Most people understand the importance of maintaining the appropriate level of flexibility in their daily lives to avoid musculoskeletal imbalance (particularly reduced/movements in the joints, tightness and reduced range in the muscles) leading to discomfort, pain and ultimately, debilitating injury.
However it’s also possible to over-stretch, with the resulting risk of muscle, tendon or ligament damage. Also, too much flexibility – hypermobility – can be detrimental in itself. The muscles, ligaments or tendons that normally stabilise and control joints can become lax and are then unable to provide the support the joints need, causing them to become unstable.
Striking the right balance between the two involves ensuring that the stretches you do are designed around your lifestyle – the work you do, the exercise you take, your capabilities, and any inherent injuries or imbalances.
However, recent years have seen many exercise clubs, gyms or studios offering group stretch-based classes. They come with a range of names, but in my experience they generally share many similarities to the principles commonly seen in Yoga.
I see three main problems with this kind of stretching programme:
- Yoga was invented a long time ago for people who lived very differently. They stood, squatted, or reclined. They generally didn’t sit much, if they did, it was cross-legged. And they didn’t work at desks or computers. As a result, they generally had naturally neutral upright spines and immaculate posture.By contrast, we sit too much, and we do it badly; slouching forward, rounding our backs, poking our chins forward, rounding our shoulders and shortening the muscles in the front of our hips. (In short; a postural car-crash).

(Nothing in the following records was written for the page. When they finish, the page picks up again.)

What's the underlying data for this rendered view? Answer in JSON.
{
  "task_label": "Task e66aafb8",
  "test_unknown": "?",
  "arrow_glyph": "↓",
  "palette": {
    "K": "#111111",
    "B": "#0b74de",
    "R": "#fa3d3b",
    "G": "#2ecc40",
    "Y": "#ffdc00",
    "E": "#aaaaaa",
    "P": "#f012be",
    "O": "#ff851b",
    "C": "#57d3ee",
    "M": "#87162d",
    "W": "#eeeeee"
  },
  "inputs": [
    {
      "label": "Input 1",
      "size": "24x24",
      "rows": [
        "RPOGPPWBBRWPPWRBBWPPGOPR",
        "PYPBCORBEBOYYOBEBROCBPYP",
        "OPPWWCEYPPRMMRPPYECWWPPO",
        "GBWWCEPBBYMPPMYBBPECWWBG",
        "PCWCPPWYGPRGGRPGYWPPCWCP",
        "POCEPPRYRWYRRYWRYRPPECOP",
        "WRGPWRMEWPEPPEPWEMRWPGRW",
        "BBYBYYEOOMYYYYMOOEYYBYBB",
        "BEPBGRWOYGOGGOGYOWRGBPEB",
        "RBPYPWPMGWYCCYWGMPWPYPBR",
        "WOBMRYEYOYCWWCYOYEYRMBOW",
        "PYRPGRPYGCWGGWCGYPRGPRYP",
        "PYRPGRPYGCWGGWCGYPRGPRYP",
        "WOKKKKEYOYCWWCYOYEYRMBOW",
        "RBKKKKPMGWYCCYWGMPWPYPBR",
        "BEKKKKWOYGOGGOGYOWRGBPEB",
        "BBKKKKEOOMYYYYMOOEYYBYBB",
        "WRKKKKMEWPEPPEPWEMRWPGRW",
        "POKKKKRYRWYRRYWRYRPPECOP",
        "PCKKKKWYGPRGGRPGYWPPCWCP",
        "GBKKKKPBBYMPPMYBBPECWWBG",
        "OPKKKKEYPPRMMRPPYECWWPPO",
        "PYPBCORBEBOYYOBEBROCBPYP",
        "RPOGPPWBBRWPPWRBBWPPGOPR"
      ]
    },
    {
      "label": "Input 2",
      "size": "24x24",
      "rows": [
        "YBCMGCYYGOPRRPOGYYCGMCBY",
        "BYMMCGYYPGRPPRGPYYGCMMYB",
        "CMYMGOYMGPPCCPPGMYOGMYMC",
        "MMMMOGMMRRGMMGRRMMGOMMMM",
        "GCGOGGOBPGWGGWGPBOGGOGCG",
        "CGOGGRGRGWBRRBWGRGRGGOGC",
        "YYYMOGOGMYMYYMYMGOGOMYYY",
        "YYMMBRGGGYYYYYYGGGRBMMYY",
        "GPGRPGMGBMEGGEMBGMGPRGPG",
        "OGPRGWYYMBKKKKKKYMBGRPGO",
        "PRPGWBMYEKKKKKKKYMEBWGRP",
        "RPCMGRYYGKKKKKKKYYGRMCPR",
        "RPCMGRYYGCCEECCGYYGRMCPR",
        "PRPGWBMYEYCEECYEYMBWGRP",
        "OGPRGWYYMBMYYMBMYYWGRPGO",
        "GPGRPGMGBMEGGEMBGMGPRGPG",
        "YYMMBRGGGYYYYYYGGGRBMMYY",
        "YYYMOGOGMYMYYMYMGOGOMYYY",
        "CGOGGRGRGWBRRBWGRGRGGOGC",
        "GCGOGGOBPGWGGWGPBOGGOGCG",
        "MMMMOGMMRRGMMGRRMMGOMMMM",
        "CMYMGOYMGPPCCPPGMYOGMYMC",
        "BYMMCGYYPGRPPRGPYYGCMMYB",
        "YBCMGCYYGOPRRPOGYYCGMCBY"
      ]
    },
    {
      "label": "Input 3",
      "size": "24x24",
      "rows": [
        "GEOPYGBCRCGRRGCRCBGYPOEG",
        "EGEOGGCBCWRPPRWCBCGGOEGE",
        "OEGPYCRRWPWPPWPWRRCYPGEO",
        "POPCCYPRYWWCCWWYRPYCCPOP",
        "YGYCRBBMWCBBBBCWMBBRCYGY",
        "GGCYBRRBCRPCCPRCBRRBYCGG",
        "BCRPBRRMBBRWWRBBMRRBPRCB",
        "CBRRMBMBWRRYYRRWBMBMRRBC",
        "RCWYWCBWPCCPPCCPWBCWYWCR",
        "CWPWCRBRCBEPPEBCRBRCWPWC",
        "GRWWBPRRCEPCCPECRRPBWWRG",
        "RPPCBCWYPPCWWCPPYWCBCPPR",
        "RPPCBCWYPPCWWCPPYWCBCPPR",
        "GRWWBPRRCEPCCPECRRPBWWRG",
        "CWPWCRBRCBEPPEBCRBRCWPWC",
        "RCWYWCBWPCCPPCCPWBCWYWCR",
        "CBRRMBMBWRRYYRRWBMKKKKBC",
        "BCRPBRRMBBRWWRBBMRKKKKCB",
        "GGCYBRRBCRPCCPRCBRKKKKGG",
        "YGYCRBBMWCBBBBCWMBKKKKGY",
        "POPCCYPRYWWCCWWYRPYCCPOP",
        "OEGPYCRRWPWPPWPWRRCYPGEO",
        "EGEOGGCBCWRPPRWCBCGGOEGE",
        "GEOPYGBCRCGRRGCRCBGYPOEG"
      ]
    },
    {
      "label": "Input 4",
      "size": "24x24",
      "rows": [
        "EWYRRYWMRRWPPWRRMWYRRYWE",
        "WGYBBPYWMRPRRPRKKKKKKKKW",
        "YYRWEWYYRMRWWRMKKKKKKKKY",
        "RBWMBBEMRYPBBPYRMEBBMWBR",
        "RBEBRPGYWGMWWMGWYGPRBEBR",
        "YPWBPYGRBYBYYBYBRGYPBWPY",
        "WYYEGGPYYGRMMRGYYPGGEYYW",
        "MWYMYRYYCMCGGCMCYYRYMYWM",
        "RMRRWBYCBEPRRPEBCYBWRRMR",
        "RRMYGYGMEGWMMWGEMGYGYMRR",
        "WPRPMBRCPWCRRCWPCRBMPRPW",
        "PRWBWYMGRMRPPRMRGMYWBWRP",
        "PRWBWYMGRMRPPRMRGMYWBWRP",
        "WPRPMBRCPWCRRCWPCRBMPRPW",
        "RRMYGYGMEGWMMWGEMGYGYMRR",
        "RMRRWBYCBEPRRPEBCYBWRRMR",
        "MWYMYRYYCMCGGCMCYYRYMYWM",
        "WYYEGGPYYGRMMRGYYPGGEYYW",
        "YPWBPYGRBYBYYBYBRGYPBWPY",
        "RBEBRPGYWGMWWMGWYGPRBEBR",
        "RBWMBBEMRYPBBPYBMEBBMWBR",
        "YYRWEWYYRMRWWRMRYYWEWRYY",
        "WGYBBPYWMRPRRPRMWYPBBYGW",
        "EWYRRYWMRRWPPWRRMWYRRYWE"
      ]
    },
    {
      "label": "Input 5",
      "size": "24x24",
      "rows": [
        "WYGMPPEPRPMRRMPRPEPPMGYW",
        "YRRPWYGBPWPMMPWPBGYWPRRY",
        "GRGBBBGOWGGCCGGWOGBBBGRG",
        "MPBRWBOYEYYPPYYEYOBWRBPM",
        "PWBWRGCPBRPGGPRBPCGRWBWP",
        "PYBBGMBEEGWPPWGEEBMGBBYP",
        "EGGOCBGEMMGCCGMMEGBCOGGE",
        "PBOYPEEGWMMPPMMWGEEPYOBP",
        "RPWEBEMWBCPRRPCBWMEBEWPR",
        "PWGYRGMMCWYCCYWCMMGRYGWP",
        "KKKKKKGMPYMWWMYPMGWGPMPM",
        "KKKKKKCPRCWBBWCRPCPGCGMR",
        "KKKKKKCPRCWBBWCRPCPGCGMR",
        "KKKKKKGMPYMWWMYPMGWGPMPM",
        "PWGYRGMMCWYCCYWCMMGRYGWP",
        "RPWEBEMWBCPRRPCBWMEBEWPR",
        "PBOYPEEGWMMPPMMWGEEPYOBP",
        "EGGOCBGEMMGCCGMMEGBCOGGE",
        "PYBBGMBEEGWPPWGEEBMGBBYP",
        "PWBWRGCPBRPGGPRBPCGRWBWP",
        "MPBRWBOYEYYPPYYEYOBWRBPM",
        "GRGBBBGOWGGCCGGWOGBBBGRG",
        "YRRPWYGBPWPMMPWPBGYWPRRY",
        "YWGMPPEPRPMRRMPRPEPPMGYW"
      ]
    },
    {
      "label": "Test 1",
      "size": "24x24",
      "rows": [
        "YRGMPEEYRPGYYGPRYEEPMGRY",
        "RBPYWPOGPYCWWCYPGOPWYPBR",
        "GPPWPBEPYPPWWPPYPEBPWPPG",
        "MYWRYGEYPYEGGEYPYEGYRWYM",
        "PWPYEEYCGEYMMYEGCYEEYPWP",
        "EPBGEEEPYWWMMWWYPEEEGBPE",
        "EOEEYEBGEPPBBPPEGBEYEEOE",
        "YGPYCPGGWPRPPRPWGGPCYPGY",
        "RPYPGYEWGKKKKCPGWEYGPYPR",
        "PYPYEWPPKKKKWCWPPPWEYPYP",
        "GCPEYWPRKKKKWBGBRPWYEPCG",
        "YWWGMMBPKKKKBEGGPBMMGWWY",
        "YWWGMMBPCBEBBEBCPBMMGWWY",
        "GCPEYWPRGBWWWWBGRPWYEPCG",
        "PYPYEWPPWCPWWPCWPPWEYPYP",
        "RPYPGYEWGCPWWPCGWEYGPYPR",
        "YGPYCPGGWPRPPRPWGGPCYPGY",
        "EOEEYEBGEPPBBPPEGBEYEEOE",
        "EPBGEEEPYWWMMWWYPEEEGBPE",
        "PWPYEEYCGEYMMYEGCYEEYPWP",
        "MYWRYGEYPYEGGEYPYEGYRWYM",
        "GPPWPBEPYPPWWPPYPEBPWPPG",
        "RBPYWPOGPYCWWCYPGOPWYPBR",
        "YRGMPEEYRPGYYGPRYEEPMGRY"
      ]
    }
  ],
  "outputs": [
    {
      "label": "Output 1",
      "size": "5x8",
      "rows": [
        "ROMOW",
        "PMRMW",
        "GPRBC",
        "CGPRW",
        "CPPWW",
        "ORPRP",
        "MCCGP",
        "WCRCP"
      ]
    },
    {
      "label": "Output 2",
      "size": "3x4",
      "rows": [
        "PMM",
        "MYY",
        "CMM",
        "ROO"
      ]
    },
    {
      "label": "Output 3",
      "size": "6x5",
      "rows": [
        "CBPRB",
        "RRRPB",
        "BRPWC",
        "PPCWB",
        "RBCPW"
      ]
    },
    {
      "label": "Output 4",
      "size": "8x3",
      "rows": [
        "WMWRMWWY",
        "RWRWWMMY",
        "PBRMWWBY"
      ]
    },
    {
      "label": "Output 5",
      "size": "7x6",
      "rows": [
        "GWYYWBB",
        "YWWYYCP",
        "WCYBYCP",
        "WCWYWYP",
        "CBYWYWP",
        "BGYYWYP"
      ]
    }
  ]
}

Unfortunately, in my opinion, too few of these stretch classes address the fairly fundamental gap between the programmes’ millennia-old underlying principles and the needs of their modern audiences.
All too frequently, a significant component of many of them involves bending the spine forwards and/or twisting (the most vulnerable position for nerve compression from the discs of the lower back) There’s usually a much smaller amount of bending backwards. Consequently, these programmes can exacerbate the pressures created by the flexion forces of the modern “slouch”.
- We are drawn to the things we are good at, and that we find comparatively easy. So more often than not, the people who participate most in stretch-based programmes generally need it least. They are often already hypermobile, and it’s not more stretching that they need but more stabilization and strengthening; without this they risk increased wear and tear on the joints, ultimately risking osteoarthritis and pain.(Ironically, stretching next to someone who’s hypermobile can have it’s own risks. Seeing what they can do, it’s easy to think that you’re not going far enough yourself, and force a stretch further than your body will naturally go.)
- With any new programme, you need to ensure that you ease your way in, giving the body time to adapt to the new movements or training to reduce the risk and incidence of injury. However, many modern gyms/studios offer a one month or six week all-inclusive package, designed to get you to come as often as possible at the start in an attempt to convert you long term. It’s good for them, but potentially not so good for you.
As a Physio, many of the injuries I treat are the result of stretching too hard, too fast, in the wrong environment or in the wrong direction. These injuries range from simple muscle strains or ligament sprains to torn cartilage/meniscus and severe disc prolapses with nerve compression in the spine.
Often these patients had an underlying weakness or smaller injury. And while their stretch programme wasn’t the exclusive cause of their injury, it was the straw that broke the camel’s back.
My best recommendation would be to try and reverse the pressures that are created by your own body as a result of your lifestyle, not someone else’s.
And the best way to do that is to make your stretching part of part of a balanced overall exercise routine, designed by a highly experienced, specialist instructor specifically for you and the way you live, around your capabilities, injuries and pathology. (If you are unsure as to whether a programme is right for you, consult an expert sports Physio.)
Failing that, there are a few basic principles to bear in mind. If you sit too much (95 per cent of western adults do) your stretching should reverse the resulting stresses and postural imbalances. It should focus on the hip flexors, hamstrings, pectoral muscles and bending your spine backwards into extension.
If you’ve read this far, you’re probably looking for some guidance on specific stretches or sports related warm-up exercise. But as that’s a whole other subject, I’ll leave it to my next piece, titled (entirely non-controversially) Anti-Yoga, or Stretching For The Way We Live Now. Keep an eye out for it at tenphysio.com.